Forecasters were predicting a partly cloudy and still chilly early spring day here in Hagerstown. As I looked through the window, I saw a pretty blue morning sky.
I don’t know what the weather was like on Feb. 24 when Russian troops crossed into Ukraine. At the very least, there were virtual clouds darkening the day and the troubles that have since continued.
Putin recognized two Russian-backed regions in East Ukraine as independent states. He later ordered troops into the regions to “maintain peace.” What a guy.
A United States spokesperson reported that Russia had between 169,000 and 190,000 personnel in and around Ukraine, according to bbc.com.
The United Nations human rights office reported that there have been at least 2,909 civilian casualties, including 1,119 deaths and 1,790 injuries. “At least 50 children have been killed and 70 injured,” according to the hill.com.
These numbers will most likely increase before you read this in the paper.
Early in the conflict, I heard NPR report that an older man sought refuge in the underground.

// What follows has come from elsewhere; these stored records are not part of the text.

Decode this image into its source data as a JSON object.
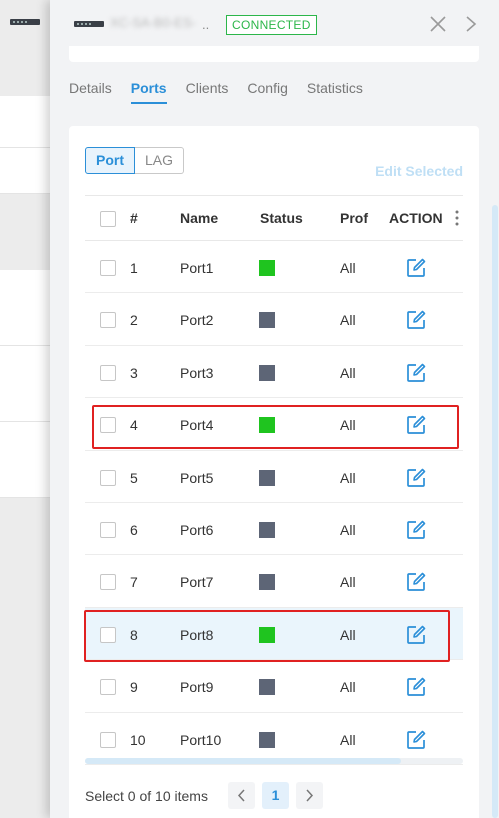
{
  "header": {
    "device_name": "XC-SA-B0-ES-",
    "dots": "..",
    "status_badge": "CONNECTED",
    "status_color": "#2cb64a",
    "close_icon": "close-icon",
    "next_icon": "chevron-right-icon"
  },
  "tabs": [
    {
      "label": "Details",
      "active": false
    },
    {
      "label": "Ports",
      "active": true
    },
    {
      "label": "Clients",
      "active": false
    },
    {
      "label": "Config",
      "active": false
    },
    {
      "label": "Statistics",
      "active": false
    }
  ],
  "port_toggle": {
    "options": [
      "Port",
      "LAG"
    ],
    "selected": "Port"
  },
  "edit_selected_label": "Edit Selected",
  "table": {
    "headers": {
      "number": "#",
      "name": "Name",
      "status": "Status",
      "profile": "Prof",
      "action": "ACTION"
    },
    "rows": [
      {
        "number": "1",
        "name": "Port1",
        "status": "up",
        "profile": "All"
      },
      {
        "number": "2",
        "name": "Port2",
        "status": "down",
        "profile": "All"
      },
      {
        "number": "3",
        "name": "Port3",
        "status": "down",
        "profile": "All"
      },
      {
        "number": "4",
        "name": "Port4",
        "status": "up",
        "profile": "All"
      },
      {
        "number": "5",
        "name": "Port5",
        "status": "down",
        "profile": "All"
      },
      {
        "number": "6",
        "name": "Port6",
        "status": "down",
        "profile": "All"
      },
      {
        "number": "7",
        "name": "Port7",
        "status": "down",
        "profile": "All"
      },
      {
        "number": "8",
        "name": "Port8",
        "status": "up",
        "profile": "All"
      },
      {
        "number": "9",
        "name": "Port9",
        "status": "down",
        "profile": "All"
      },
      {
        "number": "10",
        "name": "Port10",
        "status": "down",
        "profile": "All"
      }
    ],
    "status_colors": {
      "up": "#1fc41f",
      "down": "#5d6576"
    },
    "highlighted_row_index": 7
  },
  "footer": {
    "selection_text": "Select 0 of 10 items",
    "current_page": "1"
  },
  "annotations": {
    "outline_color": "#e02121",
    "boxed_rows": [
      3,
      7
    ]
  },
  "colors": {
    "accent": "#2b8fd8"
  }
}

He held his shaking white dog on his lap. A family fleeing in their car were accompanied by their audibly meowing cat. In an interview, an elderly woman told the reporter that she had taken in seven frightened cats, and that there were twice the usual number of apparently abandoned dogs running around the streets of her town.
While in Brussels for a recent meeting with European leaders, President Biden announced more than $1 billion in humanitarian assistance for those affected by the war. He also announced that the United States will accept 100,000 refugees.
I don’t watch television news because I can’t bear to see the people who are struggling so unimaginably. I hate that I can personally offer only hope and prayers. They are on their way.
This article originally appeared on The Herald-Mail: Russian aggression seems totally outrageous in the 21st century